• [Problem description] Report how many lines in the records below hold "Convert", with no other output.

• [Data for review]
::::::::::

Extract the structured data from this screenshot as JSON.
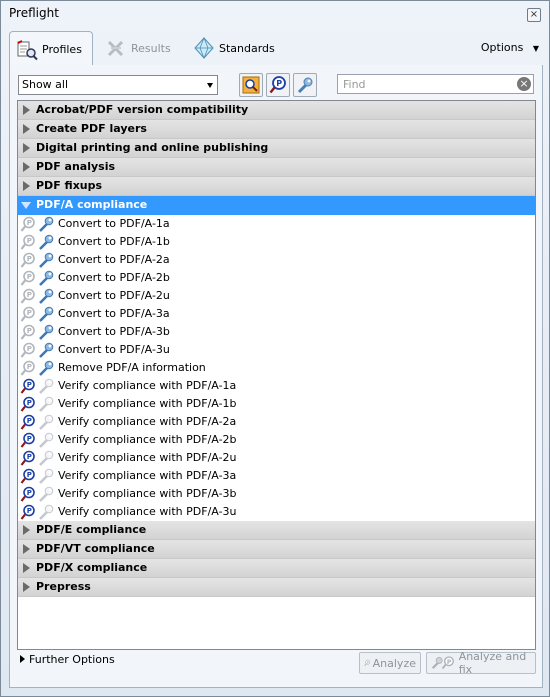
{
  "window": {
    "title": "Preflight"
  },
  "tabs": [
    {
      "label": "Profiles",
      "icon": "profiles-icon",
      "active": true
    },
    {
      "label": "Results",
      "icon": "results-icon",
      "active": false
    },
    {
      "label": "Standards",
      "icon": "standards-icon",
      "active": false
    }
  ],
  "options_label": "Options",
  "filter": {
    "selected": "Show all"
  },
  "search": {
    "placeholder": "Find"
  },
  "toolbar_icons": [
    "fix-profile-icon",
    "check-icon",
    "fixup-wrench-icon"
  ],
  "tree": {
    "categories_before": [
      "Acrobat/PDF version compatibility",
      "Create PDF layers",
      "Digital printing and online publishing",
      "PDF analysis",
      "PDF fixups"
    ],
    "expanded": {
      "label": "PDF/A compliance",
      "items": [
        {
          "label": "Convert to PDF/A-1a",
          "kind": "fixup"
        },
        {
          "label": "Convert to PDF/A-1b",
          "kind": "fixup"
        },
        {
          "label": "Convert to PDF/A-2a",
          "kind": "fixup"
        },
        {
          "label": "Convert to PDF/A-2b",
          "kind": "fixup"
        },
        {
          "label": "Convert to PDF/A-2u",
          "kind": "fixup"
        },
        {
          "label": "Convert to PDF/A-3a",
          "kind": "fixup"
        },
        {
          "label": "Convert to PDF/A-3b",
          "kind": "fixup"
        },
        {
          "label": "Convert to PDF/A-3u",
          "kind": "fixup"
        },
        {
          "label": "Remove PDF/A information",
          "kind": "fixup"
        },
        {
          "label": "Verify compliance with PDF/A-1a",
          "kind": "check"
        },
        {
          "label": "Verify compliance with PDF/A-1b",
          "kind": "check"
        },
        {
          "label": "Verify compliance with PDF/A-2a",
          "kind": "check"
        },
        {
          "label": "Verify compliance with PDF/A-2b",
          "kind": "check"
        },
        {
          "label": "Verify compliance with PDF/A-2u",
          "kind": "check"
        },
        {
          "label": "Verify compliance with PDF/A-3a",
          "kind": "check"
        },
        {
          "label": "Verify compliance with PDF/A-3b",
          "kind": "check"
        },
        {
          "label": "Verify compliance with PDF/A-3u",
          "kind": "check"
        }
      ]
    },
    "categories_after": [
      "PDF/E compliance",
      "PDF/VT compliance",
      "PDF/X compliance",
      "Prepress"
    ]
  },
  "further_options": "Further Options",
  "buttons": {
    "analyze": "Analyze",
    "analyze_fix": "Analyze and fix"
  },
  "colors": {
    "selection": "#3399ff",
    "check_blue": "#1b3fa8",
    "panel": "#f2f5f9"
  }
}
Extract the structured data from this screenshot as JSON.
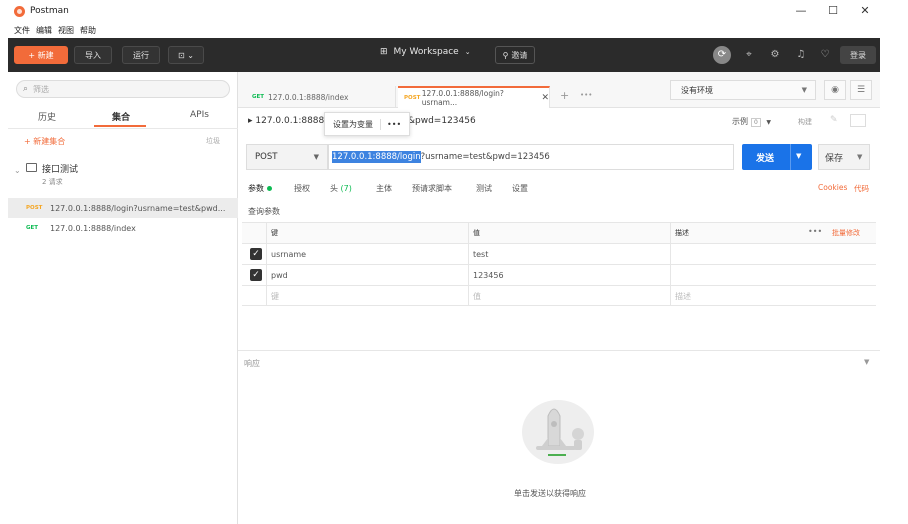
{
  "app": {
    "title": "Postman"
  },
  "window": {
    "minimize": "—",
    "maximize": "☐",
    "close": "✕"
  },
  "menu": [
    "文件",
    "编辑",
    "视图",
    "帮助"
  ],
  "toolbar": {
    "new_label": "+ 新建",
    "import_label": "导入",
    "runner_label": "运行",
    "open_new_label": "⊡ ⌄",
    "workspace_label": "My Workspace",
    "workspace_icon": "grid-icon",
    "invite_label": "邀请",
    "login_label": "登录"
  },
  "sidebar": {
    "filter_placeholder": "筛选",
    "tabs": [
      {
        "label": "历史"
      },
      {
        "label": "集合"
      },
      {
        "label": "APIs"
      }
    ],
    "active_tab": "集合",
    "new_collection_label": "+ 新建集合",
    "trash_label": "垃圾",
    "collection": {
      "name": "接口测试",
      "count": "2 请求"
    },
    "requests": [
      {
        "method": "POST",
        "url": "127.0.0.1:8888/login?usrname=test&pwd..."
      },
      {
        "method": "GET",
        "url": "127.0.0.1:8888/index"
      }
    ]
  },
  "tabs": [
    {
      "method": "GET",
      "label": "127.0.0.1:8888/index"
    },
    {
      "method": "POST",
      "label": "127.0.0.1:8888/login?usrnam..."
    }
  ],
  "env": {
    "selected": "没有环境"
  },
  "breadcrumb": {
    "prefix": "▸ 127.0.0.1:8888/l",
    "suffix": "&pwd=123456",
    "popup_set_var": "设置为变量",
    "popup_more": "•••",
    "example_label": "示例",
    "example_count": "0",
    "edit_label": "构建"
  },
  "request": {
    "method": "POST",
    "url_selected": "127.0.0.1:8888/login",
    "url_rest": "?usrname=test&pwd=123456",
    "send_label": "发送",
    "save_label": "保存"
  },
  "subtabs": {
    "params": "参数",
    "auth": "授权",
    "headers": "头",
    "headers_count": "(7)",
    "body": "主体",
    "prerequest": "预请求脚本",
    "tests": "测试",
    "settings": "设置",
    "cookies": "Cookies",
    "code": "代码"
  },
  "params": {
    "section_label": "查询参数",
    "headers": {
      "key": "键",
      "value": "值",
      "description": "描述",
      "more": "•••",
      "bulk_edit": "批量修改"
    },
    "rows": [
      {
        "key": "usrname",
        "value": "test",
        "checked": true
      },
      {
        "key": "pwd",
        "value": "123456",
        "checked": true
      }
    ],
    "placeholder": {
      "key": "键",
      "value": "值",
      "description": "描述"
    }
  },
  "response": {
    "label": "响应",
    "hint": "单击发送以获得响应"
  },
  "colors": {
    "accent": "#f26b3a",
    "send": "#1a73e8",
    "post": "#f5a623",
    "get": "#0cbb52",
    "toolbar_bg": "#2b2b2b"
  }
}
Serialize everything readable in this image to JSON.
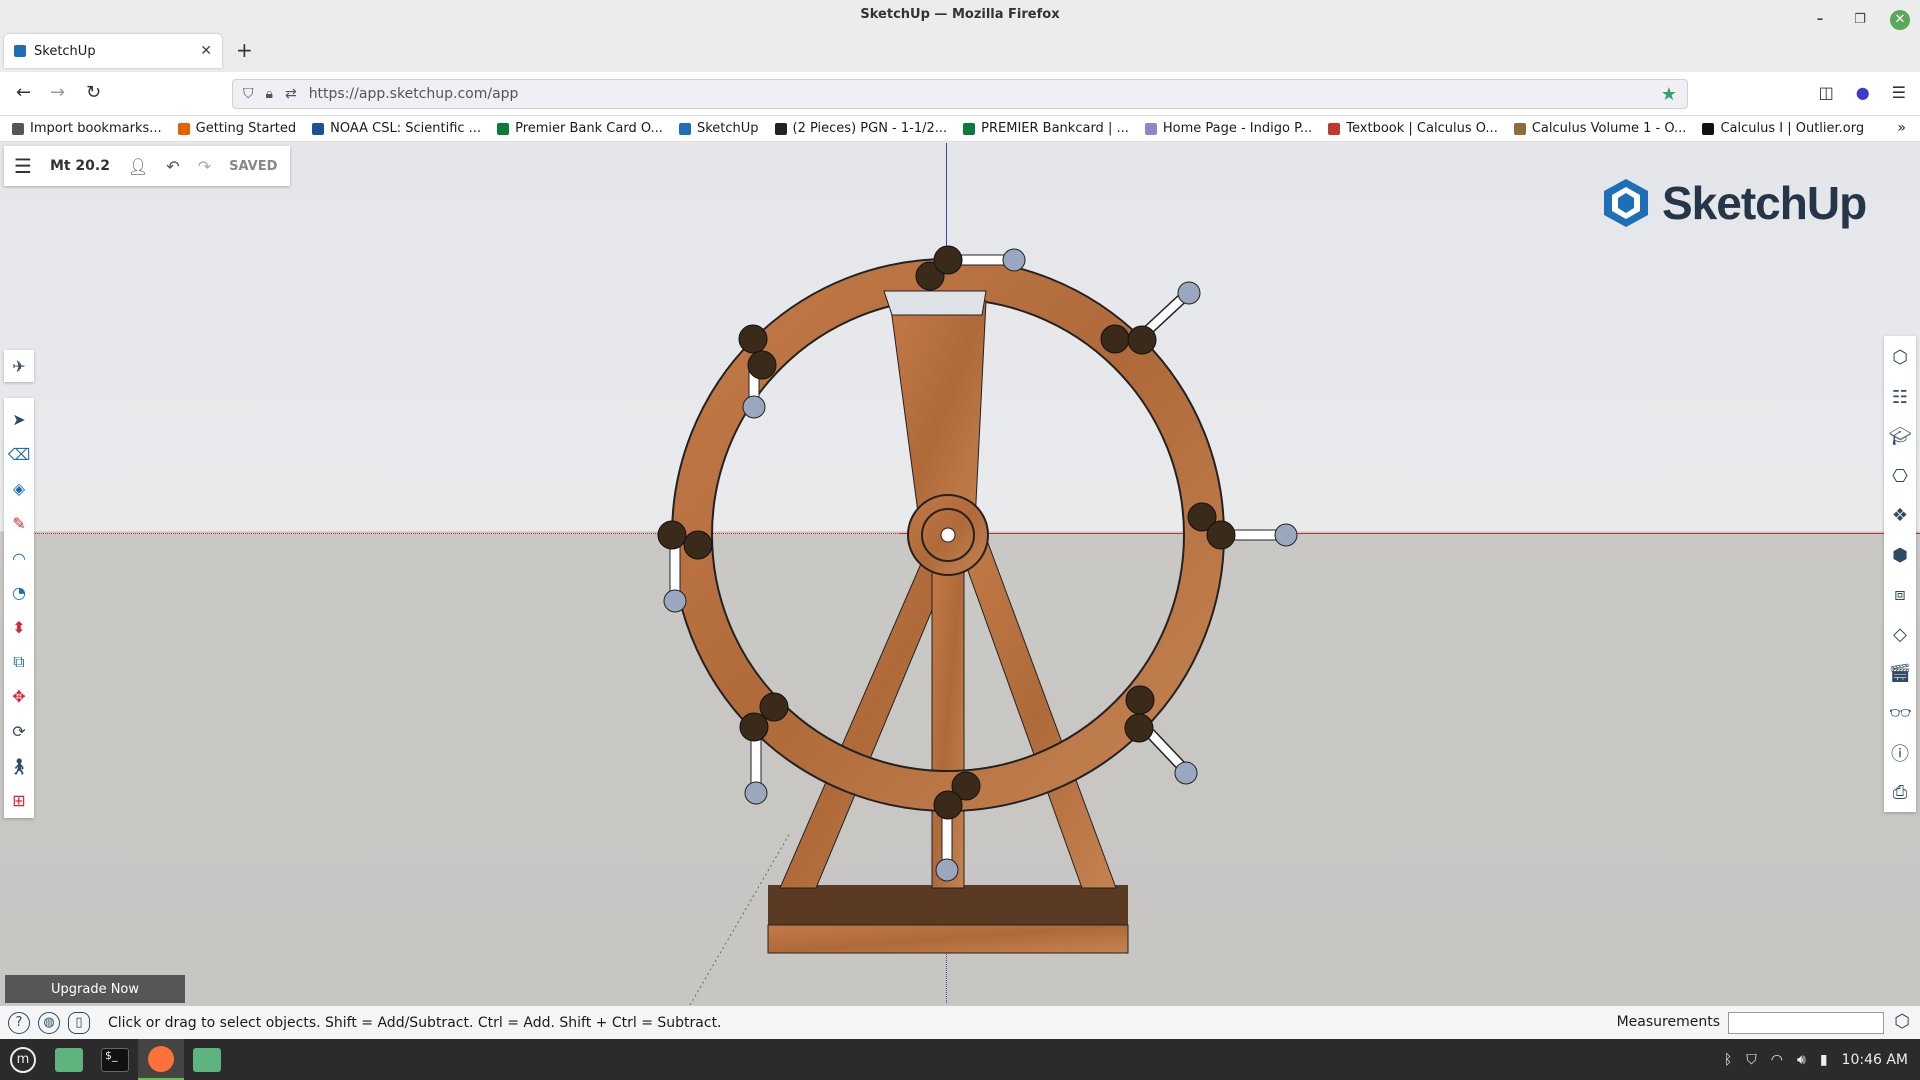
{
  "window": {
    "title": "SketchUp — Mozilla Firefox",
    "controls": {
      "minimize": "–",
      "maximize": "❐",
      "close": "✕"
    }
  },
  "browser": {
    "tab_title": "SketchUp",
    "tab_close": "✕",
    "new_tab": "+",
    "url": "https://app.sketchup.com/app",
    "bookmarks": [
      {
        "label": "Import bookmarks...",
        "color": "#555555"
      },
      {
        "label": "Getting Started",
        "color": "#e66000"
      },
      {
        "label": "NOAA CSL: Scientific ...",
        "color": "#1f4e9c"
      },
      {
        "label": "Premier Bank Card O...",
        "color": "#0a7a3a"
      },
      {
        "label": "SketchUp",
        "color": "#1d6fb8"
      },
      {
        "label": "(2 Pieces) PGN - 1-1/2...",
        "color": "#222222"
      },
      {
        "label": "PREMIER Bankcard | ...",
        "color": "#0a7a3a"
      },
      {
        "label": "Home Page - Indigo P...",
        "color": "#8888cc"
      },
      {
        "label": "Textbook | Calculus O...",
        "color": "#c0392b"
      },
      {
        "label": "Calculus Volume 1 - O...",
        "color": "#8a6d3b"
      },
      {
        "label": "Calculus I | Outlier.org",
        "color": "#111111"
      }
    ]
  },
  "sketchup": {
    "model_name": "Mt 20.2",
    "save_status": "SAVED",
    "logo_text": "SketchUp",
    "upgrade_label": "Upgrade Now",
    "status_text": "Click or drag to select objects. Shift = Add/Subtract. Ctrl = Add. Shift + Ctrl = Subtract.",
    "measurements_label": "Measurements",
    "left_tools": [
      "select-icon",
      "eraser-icon",
      "paint-bucket-icon",
      "pencil-icon",
      "arc-icon",
      "tape-measure-icon",
      "push-pull-icon",
      "offset-icon",
      "move-icon",
      "rotate-icon",
      "walk-icon",
      "section-icon"
    ],
    "right_tools": [
      "entity-info-icon",
      "outliner-icon",
      "instructor-icon",
      "components-icon",
      "materials-icon",
      "styles-icon",
      "scenes-icon",
      "tags-icon",
      "animation-icon",
      "display-icon",
      "info-icon",
      "export-icon"
    ]
  },
  "taskbar": {
    "clock": "10:46 AM"
  }
}
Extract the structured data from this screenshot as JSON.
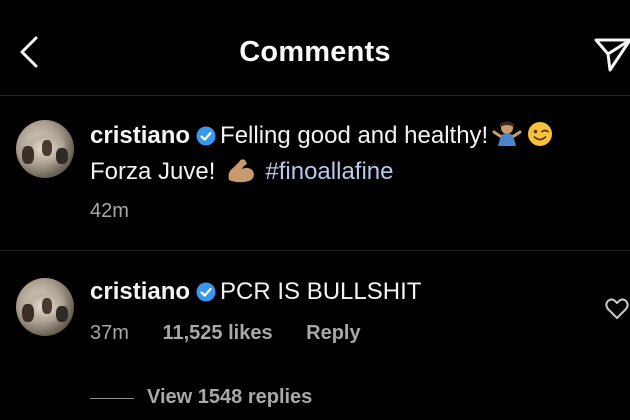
{
  "header": {
    "title": "Comments",
    "back_icon": "chevron-left-icon",
    "share_icon": "paper-plane-icon"
  },
  "caption": {
    "username": "cristiano",
    "text_part1": "Felling good and healthy!",
    "text_part2": "Forza Juve!",
    "hashtag": "#finoallafine",
    "time": "42m",
    "emojis": [
      "person-shrugging-emoji",
      "winking-face-emoji",
      "flexed-biceps-emoji"
    ]
  },
  "comments": [
    {
      "username": "cristiano",
      "text": "PCR IS BULLSHIT",
      "time": "37m",
      "likes": "11,525 likes",
      "reply_label": "Reply",
      "view_replies": "View 1548 replies"
    }
  ],
  "colors": {
    "background": "#000000",
    "verified_badge": "#3897f0",
    "hashtag": "#b8c7ea",
    "secondary_text": "#a8a8a8"
  }
}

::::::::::

• [Solution] 8